Released: July 22, 2002

"Smart, evocative, and memorable: nature-writing done right."
Lyrical nature essays set mostly in the American Southwest, with excursions to the tropics to escape the desert sun. Read full book review >
47 ROSES by Peter Sheridan
BIOGRAPHY & MEMOIR
Released: July 1, 2002

"An outrageous, scandalously good-humored tribute from a loving son."
The "other woman" surfaces at last and with a vengeance in this tour-de-force sequel to the author's applauded family memoir, 44: Dublin Made Me (1999). Read full book review >
BIOGRAPHY & MEMOIR
Released: June 18, 2002

"Masterfully lucid and compelling; sure to be required reading in the Cicero canon."
Comprehensive, accessible survey of the personal and political life of lawyer, politician, philosopher, and crank Marcus Tullius Cicero. Read full book review >

BIOGRAPHY & MEMOIR
Released: June 6, 2002

"An invigorating plunge into the sexual, intellectual, and artistic ferment of the enclave that nurtured 20th-century artists and writers whose work and lives still resonate in the 21st."
Longtime Village Voice theater editor Wetzsteon (1932-1998) celebrates with wit, insight, and love the political radicals, poets, painters, and just plain eccentrics who lived and worked in Greenwich Village during the first half of the 20th century. Read full book review >
EISENHOWER by Carlo D’este
BIOGRAPHY & MEMOIR
Released: June 4, 2002

"An absorbing portrait of the growth of Eisenhower the man and a fine analysis of the accomplishments of Eisenhower the general."
Exhaustive, highly readable study of Ike the soldier, from his modest Kansas origins through V-E Day. Read full book review >
FIREHOUSE by David Halberstam
BIOGRAPHY & MEMOIR
Released: June 3, 2002

"Fine work that will leave most readers with even higher esteem for firefighters."
Peeled emotional energy characterizes this portrait by Halberstam (War in a Time of Peace, 2001, etc.) of a firehouse that lost 12 of 13 men in the initial response to the World Trade Center attack. Read full book review >
BACK THEN by Anne Bernays
BIOGRAPHY & MEMOIR
Released: June 2, 2002
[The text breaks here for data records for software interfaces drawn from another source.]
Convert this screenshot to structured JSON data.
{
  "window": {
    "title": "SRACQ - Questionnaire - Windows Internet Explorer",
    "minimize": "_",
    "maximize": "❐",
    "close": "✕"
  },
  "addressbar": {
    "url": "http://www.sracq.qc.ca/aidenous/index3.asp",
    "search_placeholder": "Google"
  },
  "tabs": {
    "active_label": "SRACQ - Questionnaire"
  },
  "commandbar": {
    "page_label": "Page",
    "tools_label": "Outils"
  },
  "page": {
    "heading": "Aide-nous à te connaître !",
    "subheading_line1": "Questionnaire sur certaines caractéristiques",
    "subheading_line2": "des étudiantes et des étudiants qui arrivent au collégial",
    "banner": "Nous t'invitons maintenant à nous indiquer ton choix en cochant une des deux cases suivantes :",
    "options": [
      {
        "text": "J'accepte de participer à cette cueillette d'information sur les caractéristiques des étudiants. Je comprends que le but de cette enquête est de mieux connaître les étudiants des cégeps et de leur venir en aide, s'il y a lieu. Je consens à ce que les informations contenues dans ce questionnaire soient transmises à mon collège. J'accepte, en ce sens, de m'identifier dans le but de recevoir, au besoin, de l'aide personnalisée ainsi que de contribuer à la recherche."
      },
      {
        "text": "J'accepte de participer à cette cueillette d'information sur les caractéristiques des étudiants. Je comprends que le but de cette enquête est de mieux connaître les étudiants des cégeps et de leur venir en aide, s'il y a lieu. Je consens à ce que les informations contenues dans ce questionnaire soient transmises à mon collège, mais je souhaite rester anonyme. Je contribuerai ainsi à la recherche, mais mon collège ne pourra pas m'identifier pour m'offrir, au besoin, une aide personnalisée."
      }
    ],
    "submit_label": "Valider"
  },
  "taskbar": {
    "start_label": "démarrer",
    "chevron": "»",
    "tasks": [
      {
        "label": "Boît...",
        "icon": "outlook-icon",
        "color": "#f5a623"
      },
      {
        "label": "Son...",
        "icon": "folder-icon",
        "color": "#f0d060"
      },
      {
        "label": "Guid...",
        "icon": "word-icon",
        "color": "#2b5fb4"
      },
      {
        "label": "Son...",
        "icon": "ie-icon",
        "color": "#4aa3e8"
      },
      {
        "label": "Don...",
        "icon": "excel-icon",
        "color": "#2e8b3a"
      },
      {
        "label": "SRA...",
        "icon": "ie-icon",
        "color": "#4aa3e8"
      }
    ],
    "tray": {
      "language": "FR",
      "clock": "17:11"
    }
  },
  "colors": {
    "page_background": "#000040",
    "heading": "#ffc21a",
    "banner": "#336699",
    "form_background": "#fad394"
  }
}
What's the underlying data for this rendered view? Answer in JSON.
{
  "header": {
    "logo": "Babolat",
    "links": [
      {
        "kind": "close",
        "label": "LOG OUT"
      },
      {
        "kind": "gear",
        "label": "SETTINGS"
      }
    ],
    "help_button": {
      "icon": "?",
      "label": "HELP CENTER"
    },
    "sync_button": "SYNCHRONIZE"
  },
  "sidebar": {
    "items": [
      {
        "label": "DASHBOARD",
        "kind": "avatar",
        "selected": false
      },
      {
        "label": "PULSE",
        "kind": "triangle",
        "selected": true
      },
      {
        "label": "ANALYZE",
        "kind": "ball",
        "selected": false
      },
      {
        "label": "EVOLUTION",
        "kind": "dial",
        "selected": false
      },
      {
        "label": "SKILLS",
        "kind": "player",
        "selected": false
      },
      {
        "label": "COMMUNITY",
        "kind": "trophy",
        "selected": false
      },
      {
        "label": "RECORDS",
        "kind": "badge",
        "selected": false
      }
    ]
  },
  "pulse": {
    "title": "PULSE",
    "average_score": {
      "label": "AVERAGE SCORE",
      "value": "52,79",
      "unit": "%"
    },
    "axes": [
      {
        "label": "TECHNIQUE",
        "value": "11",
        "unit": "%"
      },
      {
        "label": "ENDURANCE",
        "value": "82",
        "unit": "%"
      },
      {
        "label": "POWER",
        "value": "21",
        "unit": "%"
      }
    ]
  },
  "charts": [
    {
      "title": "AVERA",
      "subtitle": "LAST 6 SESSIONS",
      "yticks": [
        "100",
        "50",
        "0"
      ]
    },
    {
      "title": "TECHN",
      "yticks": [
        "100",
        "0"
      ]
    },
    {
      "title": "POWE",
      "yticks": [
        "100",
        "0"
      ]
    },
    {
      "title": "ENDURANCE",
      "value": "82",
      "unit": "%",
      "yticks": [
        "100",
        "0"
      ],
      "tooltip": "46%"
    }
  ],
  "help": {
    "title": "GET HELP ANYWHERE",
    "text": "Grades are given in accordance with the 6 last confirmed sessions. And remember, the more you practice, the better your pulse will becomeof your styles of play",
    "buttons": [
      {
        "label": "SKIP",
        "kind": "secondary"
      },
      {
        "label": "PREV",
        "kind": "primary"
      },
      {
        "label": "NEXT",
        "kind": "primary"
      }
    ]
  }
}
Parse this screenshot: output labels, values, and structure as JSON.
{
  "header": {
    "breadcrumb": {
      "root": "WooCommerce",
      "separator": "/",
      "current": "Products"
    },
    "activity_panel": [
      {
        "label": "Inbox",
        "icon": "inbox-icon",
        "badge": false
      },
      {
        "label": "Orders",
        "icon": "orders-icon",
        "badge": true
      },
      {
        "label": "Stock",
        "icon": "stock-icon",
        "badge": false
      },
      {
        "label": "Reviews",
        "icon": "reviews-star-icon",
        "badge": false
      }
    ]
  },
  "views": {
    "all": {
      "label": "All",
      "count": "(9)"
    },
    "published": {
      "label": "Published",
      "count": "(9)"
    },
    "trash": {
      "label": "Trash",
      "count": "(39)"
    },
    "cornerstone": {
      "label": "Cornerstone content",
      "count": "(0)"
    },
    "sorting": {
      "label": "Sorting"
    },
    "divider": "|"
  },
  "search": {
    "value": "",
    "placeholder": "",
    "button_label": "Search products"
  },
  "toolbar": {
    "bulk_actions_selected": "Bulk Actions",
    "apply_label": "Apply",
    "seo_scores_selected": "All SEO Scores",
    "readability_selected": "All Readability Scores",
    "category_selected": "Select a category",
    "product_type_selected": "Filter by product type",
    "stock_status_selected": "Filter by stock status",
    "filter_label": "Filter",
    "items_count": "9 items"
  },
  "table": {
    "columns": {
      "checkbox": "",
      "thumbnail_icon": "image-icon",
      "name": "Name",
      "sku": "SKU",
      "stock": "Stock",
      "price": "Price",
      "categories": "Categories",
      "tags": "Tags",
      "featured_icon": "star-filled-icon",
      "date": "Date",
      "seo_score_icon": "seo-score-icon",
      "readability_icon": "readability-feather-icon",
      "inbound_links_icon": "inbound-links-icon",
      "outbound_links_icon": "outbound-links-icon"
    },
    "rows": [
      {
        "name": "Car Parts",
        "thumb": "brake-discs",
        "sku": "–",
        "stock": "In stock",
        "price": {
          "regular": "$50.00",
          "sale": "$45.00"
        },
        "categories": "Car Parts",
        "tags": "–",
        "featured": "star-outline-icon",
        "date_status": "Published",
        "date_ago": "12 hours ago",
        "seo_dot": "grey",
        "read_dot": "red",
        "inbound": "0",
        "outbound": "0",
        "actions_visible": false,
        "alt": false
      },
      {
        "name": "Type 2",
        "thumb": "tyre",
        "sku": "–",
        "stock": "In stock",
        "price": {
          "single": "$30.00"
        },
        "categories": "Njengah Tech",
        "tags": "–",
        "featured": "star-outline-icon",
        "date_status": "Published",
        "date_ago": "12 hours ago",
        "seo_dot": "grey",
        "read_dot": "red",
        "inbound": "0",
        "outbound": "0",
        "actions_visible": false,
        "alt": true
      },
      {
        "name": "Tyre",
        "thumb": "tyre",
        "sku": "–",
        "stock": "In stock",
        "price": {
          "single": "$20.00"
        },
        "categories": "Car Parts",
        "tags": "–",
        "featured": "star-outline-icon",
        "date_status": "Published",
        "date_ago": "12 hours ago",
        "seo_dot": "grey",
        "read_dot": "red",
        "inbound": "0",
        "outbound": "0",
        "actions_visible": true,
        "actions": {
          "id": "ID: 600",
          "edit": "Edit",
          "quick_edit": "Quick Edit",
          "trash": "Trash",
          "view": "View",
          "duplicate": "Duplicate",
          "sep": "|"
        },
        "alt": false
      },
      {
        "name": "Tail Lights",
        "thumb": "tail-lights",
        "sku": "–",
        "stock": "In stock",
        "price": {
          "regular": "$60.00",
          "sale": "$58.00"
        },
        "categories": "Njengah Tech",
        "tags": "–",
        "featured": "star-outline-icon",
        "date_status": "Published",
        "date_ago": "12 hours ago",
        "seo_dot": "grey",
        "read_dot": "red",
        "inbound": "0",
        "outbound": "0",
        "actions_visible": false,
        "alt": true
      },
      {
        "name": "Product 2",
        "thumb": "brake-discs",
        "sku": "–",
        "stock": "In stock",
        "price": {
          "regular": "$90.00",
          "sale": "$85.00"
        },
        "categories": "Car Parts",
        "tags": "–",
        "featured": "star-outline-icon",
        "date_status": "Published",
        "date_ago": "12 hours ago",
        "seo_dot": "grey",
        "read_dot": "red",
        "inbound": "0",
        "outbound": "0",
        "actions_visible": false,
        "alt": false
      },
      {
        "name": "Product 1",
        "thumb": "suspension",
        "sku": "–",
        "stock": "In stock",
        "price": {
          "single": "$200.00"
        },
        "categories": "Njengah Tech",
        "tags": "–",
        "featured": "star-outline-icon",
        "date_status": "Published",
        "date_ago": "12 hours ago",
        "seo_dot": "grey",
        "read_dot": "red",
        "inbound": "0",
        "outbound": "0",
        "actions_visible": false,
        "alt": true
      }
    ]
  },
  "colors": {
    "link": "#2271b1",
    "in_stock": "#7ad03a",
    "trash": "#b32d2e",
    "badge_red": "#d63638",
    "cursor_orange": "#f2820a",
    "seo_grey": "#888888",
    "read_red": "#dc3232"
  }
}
"Like a Porter melody, the recollections of these saucy, urbane lovers linger and prompt smiles of affection for a bygone era."
Novelist Bernays (Professor Romeo, 1989, etc.) and biographer Kaplan (Walt Whitman, 1980, etc.) follow up The Language of Names (1997) with another joint effort: a zesty intellectual memoir of starting out in the '50s. Read full book review >
THE TIGER LADIES by Sudha Koul
BIOGRAPHY & MEMOIR
Released: May 14, 2002

"A beautifully rendered, deceptively simple history of the personal and political."
Lyrical recollections of coming of age in Kashmir. Read full book review >
CONFESSIONS OF A STREET ADDICT by James J. Cramer
BIOGRAPHY & MEMOIR
Released: May 13, 2002

Wall Street's most notorious bull bares all in this typically over-the-top memoir. Read full book review >
BIOGRAPHY & MEMOIR
Released: May 1, 2002

"The tenacity and availability of life, amply admired and admirably evoked."
From newcomer Foster, a keen and wholly lovely catalogue of seasons growing spuds in the midst of swells. Read full book review >
Kirkus Interview
Michael Eric Dyson
February 2, 2016

In Michael Eric Dyson’s rich and nuanced book new book, The Black Presidency: Barack Obama and the Politics of Race in America, Dyson writes with passion and understanding about Barack Obama’s “sad and disappointing” performance regarding race and black concerns in his two terms in office. While race has defined his tenure, Obama has been “reluctant to take charge” and speak out candidly about the nation’s racial woes, determined to remain “not a black leader but a leader who is black.” Dyson cogently examines Obama’s speeches and statements on race, from his first presidential campaign through recent events—e.g., the Ferguson riots and the eulogy for the Rev. Clementa Pinckney in Charleston—noting that the president is careful not to raise the ire of whites and often chastises blacks for their moral failings. At his best, he spoke with “special urgency for black Americans” during the Ferguson crisis and was “at his blackest,” breaking free of constraints, in his “Amazing Grace” Charleston eulogy. Dyson writes here as a realistic, sometimes-angry supporter of the president. View video >